Time for another catch-all post. First and saddest — one of the earliest great commenters on this blog, and a beloved figure in the Boston-area database community, was Dan Weinreb, whom I had known since some Symbolics briefings in the early 1980s. He passed away recently, much much much too young. Looking back for a couple of examples — even if you’ve never heard of him before, I see that Dan ‘s 2009 comment on Tokutek is still interesting today, and so is a post on his own blog disagreeing with some of my choices in terminology.
Otherwise, in no particular order:
1. Chris Bird is learning MongoDB. As is common for Chris, his comments are both amusing and enlightening.
2. When I relayed Cloudera’s comments on Hadoop adoption, I left out a couple of categories. One Cloudera called “mobile”; when I probed, that was about HBase, with an example being messaging apps.
The other was “phone home” — i.e., the ingest of machine-generated data from a lot of different devices. This is something that’s obviously been coming for several years — but I’m increasingly getting the sense that it’s actually arrived.
3. Todd Papaioannou added a comment summarizing the Continuuity story.
5. I never seem to get around to blogging about Master Data Management (MDM), in part because Informatica never rescheduled a briefing with me that they canceled in July. But it’s an important concept to recognize, at least to the extent:
- If you try to combine data from different applications, often it is stored inconsistently.

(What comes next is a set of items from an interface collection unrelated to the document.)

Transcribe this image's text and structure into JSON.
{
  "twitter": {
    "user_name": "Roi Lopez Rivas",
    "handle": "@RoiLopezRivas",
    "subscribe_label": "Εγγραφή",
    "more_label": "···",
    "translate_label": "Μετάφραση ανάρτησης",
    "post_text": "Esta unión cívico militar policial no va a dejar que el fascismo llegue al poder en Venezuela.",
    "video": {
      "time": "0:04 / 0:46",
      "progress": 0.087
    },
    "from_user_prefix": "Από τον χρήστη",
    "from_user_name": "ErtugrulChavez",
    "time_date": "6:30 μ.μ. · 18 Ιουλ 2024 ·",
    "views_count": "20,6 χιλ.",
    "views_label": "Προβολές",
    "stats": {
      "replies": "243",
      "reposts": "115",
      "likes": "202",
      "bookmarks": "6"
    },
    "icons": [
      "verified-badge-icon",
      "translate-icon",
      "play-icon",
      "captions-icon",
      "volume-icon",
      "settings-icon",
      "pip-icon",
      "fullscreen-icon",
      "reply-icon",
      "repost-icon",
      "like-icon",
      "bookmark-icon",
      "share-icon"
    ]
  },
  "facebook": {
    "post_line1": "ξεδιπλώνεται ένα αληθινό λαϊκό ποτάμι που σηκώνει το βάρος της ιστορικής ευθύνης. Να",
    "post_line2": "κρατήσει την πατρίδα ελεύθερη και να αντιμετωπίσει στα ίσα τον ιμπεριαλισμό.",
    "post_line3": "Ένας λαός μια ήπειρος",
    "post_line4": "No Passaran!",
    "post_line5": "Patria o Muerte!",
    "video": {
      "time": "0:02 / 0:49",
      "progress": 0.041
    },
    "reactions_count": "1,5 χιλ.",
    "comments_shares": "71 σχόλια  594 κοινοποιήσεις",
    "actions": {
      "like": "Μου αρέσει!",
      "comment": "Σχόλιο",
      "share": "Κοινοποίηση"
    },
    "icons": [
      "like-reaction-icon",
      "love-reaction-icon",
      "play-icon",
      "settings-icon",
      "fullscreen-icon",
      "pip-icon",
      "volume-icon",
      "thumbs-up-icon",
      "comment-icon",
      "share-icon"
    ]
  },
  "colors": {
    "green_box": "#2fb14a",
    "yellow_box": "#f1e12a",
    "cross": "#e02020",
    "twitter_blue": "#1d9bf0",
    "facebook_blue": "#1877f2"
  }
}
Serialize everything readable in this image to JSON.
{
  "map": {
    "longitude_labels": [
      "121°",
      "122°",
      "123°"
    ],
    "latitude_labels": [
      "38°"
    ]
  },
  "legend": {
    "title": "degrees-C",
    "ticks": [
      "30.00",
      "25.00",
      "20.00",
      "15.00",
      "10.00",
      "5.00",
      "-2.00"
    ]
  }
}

- One approach to dealing with the problem is to have separate software that maintains the “true” value and representation of the data, which can then be accessed by applications that need it.
- However, everybody agrees that MDM is a business process, not just a software category.
- Specific problems in MDM include but are hardly limited to:
- Different (mis)spellings and so on of names (of people, businesses, and/or products).
- Identifying where individuals and divisions sit in organizational hierarchies.
Every time you build an application — NoSQL or otherwise — that stores data redundantly with other applications over other data stores, you’re making your MDM problem bigger.
6. Metamarkets’ Druid was open-sourced. Numerous other product introductions and so on that I’ve hinted at have happened as well.
7. In a comment on my Platfora post, Neil Hepburn made a good point about associative UIs and acyclic join paths.
8. I made a hash of my attempted glossary entry for DBMS, and need to rethink it.
9. IBM’s DataStage is based on Pick technology. That makes sense based on Ascential’s company history; even so, it was news to me.